I think that if my friend and I were identified as MRI girls years ago, our lives would be very different now. She wouldn’t be lying in recovery waiting for her body to mend. I wouldn’t be feeling the effects of early-menopause thanks to the year of aggressive treatment, and now the 10-year treatment plan for breast cancer. Much would be different. I am thankful for life, but I want the lives of generations ahead to benefit from the knowledge that I didn’t have. My friend and I thought we were doing everything right with annual mammograms.

This is an excerpt from the letter I found in the mailbox when I got home from my check-up:

“Massachusetts law requires any patient whose recent mammogram shows dense breasts to receive more information about what that means and where to find answers to additional questions.

“Your mammogram report describes your breasts as being dense. This means that there is more fibrous and glandular tissue in your breasts than there is fatty tissue. This is a normal pattern that is seen in 40 - 50% of women. While dense breast tissue is a common and normal finding on a mammogram, it may limit our ability to detect breast cancer and may indicate an increased risk of breast cancer. However, it is important to know that having dense breasts is not abnormal.

“You may want to make an appointment with your referring clinician to discuss your test results.

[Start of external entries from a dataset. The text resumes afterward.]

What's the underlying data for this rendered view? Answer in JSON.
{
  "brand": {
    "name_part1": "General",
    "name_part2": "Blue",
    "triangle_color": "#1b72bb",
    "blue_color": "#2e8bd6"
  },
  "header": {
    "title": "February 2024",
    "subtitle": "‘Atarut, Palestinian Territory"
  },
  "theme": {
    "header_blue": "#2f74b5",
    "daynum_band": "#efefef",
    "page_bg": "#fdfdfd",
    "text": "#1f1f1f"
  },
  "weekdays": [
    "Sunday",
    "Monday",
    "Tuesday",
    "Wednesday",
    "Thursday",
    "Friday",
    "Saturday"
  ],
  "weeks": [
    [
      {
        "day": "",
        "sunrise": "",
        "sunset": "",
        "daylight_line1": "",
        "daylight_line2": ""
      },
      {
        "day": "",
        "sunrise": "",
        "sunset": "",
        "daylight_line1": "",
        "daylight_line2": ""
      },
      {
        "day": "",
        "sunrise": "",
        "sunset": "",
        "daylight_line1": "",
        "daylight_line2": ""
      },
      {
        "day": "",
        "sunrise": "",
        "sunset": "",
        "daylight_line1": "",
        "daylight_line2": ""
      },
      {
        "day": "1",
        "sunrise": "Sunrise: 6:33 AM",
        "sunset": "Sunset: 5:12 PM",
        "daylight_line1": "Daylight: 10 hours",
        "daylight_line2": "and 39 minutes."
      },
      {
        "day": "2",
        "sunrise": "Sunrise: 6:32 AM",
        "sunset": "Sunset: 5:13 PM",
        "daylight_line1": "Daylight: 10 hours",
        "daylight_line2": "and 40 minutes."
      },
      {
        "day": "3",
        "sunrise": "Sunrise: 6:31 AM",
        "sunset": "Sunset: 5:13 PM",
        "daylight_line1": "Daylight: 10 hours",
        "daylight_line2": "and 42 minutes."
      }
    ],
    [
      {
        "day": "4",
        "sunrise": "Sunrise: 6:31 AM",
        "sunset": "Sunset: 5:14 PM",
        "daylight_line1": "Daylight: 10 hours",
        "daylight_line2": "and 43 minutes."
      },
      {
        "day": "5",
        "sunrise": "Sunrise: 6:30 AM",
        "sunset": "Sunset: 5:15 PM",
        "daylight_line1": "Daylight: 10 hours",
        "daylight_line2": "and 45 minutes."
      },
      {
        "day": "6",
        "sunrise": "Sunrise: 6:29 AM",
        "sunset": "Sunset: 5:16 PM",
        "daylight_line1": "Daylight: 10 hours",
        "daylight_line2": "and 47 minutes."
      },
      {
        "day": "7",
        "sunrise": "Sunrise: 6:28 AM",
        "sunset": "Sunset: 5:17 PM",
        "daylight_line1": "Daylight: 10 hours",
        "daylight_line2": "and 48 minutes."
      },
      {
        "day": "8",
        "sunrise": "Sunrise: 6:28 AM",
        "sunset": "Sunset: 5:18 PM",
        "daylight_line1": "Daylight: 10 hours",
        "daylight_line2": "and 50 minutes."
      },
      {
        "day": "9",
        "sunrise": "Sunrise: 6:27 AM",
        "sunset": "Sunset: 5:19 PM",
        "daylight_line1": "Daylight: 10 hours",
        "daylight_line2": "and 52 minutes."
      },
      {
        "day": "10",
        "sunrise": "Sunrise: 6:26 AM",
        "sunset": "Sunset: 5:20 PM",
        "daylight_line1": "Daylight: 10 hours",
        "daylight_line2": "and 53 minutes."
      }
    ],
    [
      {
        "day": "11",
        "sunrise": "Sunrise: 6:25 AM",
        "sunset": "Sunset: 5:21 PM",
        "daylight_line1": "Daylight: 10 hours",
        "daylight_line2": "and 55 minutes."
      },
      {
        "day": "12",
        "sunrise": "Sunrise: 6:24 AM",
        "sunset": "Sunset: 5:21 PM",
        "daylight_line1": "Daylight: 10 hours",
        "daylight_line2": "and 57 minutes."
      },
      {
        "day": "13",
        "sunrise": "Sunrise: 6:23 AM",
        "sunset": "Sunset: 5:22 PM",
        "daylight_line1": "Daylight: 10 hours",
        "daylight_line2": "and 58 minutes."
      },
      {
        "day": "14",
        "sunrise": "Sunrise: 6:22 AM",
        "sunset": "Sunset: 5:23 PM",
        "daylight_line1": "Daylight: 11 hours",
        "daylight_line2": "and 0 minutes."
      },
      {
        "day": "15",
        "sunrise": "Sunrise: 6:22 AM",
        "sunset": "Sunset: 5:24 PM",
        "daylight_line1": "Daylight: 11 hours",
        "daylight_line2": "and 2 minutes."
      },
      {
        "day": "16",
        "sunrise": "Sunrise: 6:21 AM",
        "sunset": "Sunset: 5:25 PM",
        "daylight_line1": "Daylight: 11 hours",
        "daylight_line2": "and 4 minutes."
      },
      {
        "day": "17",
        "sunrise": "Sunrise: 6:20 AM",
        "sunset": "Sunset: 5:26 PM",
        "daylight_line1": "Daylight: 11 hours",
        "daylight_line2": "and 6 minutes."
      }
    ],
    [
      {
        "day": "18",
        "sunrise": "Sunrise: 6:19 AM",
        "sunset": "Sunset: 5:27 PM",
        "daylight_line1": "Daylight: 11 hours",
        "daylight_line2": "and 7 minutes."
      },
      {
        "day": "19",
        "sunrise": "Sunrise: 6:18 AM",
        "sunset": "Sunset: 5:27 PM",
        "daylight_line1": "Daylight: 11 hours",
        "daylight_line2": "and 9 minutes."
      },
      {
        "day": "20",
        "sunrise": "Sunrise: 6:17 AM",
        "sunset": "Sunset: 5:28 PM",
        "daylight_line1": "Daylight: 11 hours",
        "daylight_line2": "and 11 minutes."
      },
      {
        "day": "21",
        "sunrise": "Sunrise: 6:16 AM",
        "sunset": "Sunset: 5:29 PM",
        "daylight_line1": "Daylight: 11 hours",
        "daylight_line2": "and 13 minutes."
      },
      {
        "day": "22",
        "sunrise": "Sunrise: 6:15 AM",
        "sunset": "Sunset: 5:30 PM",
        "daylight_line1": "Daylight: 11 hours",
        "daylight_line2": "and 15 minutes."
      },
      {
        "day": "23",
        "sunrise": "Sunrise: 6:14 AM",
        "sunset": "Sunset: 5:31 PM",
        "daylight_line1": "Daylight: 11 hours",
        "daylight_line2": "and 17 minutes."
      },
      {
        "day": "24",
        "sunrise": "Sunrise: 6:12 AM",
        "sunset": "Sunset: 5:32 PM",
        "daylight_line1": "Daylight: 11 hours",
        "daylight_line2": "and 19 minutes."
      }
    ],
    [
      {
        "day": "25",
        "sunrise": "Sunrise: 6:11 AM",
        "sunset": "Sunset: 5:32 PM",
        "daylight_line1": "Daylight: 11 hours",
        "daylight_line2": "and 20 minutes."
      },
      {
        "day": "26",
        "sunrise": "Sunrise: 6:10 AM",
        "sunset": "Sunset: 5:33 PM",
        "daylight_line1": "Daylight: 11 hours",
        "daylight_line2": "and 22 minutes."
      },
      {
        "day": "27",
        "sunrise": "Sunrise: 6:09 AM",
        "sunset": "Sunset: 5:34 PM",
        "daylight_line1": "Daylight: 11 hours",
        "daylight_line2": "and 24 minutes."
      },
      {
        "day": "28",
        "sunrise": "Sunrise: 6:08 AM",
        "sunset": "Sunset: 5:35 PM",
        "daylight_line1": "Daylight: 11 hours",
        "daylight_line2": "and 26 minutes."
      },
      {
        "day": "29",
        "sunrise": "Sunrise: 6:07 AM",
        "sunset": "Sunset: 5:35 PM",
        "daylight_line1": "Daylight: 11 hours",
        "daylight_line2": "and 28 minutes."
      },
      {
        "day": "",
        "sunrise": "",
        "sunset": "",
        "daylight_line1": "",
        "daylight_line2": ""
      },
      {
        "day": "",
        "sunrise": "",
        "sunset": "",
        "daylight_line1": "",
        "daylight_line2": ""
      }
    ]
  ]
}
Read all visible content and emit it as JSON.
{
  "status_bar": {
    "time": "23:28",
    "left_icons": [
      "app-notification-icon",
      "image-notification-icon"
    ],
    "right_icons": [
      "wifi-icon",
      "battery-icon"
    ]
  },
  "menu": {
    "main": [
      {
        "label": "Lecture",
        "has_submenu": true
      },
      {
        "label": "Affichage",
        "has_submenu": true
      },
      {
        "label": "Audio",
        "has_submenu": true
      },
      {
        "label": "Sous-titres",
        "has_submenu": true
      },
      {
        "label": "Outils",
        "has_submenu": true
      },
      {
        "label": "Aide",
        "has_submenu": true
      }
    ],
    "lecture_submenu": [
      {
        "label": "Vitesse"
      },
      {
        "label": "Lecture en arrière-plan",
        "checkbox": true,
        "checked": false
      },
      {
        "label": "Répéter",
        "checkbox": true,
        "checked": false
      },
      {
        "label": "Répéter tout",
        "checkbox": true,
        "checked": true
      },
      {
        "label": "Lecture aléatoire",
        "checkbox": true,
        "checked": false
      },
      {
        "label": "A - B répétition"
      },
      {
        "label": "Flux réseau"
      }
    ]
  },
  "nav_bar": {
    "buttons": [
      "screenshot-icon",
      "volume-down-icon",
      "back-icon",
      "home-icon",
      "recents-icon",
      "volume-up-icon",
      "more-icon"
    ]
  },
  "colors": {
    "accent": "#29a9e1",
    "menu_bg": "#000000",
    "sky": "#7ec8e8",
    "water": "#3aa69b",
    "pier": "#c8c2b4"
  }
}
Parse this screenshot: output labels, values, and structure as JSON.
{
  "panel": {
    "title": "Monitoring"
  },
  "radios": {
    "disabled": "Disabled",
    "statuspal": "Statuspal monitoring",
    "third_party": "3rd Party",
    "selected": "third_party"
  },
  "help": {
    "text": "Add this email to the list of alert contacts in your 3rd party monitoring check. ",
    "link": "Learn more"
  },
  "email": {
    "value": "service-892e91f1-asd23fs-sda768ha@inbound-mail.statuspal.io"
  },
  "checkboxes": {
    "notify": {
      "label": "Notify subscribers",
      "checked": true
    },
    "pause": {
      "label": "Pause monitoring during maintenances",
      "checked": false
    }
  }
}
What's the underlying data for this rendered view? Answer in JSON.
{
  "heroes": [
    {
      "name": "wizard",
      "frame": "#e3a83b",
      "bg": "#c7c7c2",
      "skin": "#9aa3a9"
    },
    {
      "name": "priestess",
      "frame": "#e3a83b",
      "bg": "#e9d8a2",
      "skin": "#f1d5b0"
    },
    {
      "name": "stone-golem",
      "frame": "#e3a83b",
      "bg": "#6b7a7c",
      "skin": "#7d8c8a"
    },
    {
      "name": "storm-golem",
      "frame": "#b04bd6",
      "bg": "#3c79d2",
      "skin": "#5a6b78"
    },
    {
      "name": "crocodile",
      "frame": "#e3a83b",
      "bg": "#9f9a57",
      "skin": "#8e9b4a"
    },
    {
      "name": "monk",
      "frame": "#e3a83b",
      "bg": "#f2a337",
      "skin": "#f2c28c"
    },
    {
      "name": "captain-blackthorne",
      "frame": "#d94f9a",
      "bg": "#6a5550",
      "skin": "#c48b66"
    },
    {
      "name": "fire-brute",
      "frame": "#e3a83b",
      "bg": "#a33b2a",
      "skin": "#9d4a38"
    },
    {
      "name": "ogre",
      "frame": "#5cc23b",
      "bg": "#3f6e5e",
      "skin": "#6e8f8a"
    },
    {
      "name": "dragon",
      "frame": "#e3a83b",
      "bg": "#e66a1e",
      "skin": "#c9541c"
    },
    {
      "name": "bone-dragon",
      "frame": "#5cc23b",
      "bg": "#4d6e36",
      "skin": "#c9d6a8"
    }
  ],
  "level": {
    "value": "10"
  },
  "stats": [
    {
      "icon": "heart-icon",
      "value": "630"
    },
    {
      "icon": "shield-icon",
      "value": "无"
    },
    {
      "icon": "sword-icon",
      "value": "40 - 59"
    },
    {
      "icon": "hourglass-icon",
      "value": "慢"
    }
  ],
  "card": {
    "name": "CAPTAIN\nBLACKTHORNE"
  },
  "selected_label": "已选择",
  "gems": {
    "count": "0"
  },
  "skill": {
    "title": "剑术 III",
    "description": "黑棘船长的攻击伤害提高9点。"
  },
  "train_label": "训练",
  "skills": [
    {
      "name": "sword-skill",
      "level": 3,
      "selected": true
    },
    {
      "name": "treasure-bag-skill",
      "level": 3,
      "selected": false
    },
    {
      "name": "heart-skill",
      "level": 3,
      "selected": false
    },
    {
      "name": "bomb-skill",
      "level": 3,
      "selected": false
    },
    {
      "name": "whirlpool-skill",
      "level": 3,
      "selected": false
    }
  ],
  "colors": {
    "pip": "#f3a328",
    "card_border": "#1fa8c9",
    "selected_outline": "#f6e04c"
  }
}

Your provider considers several risk factors such as family history and results of prior breast biopsies before determining if additional screening should occur.”

Indeed, if you are an MRI Girl, you have a right to know.

For near-future generations, this could be a huge part of early detection, leading to fewer intrusive treatments, and fewer breast amputations.


Today, on the upside… My friend had chemo but is now done with treatment and is doing very well. And, I just had my 8-year all-clear check with my oncologist – which makes for a very Happy Hump Day!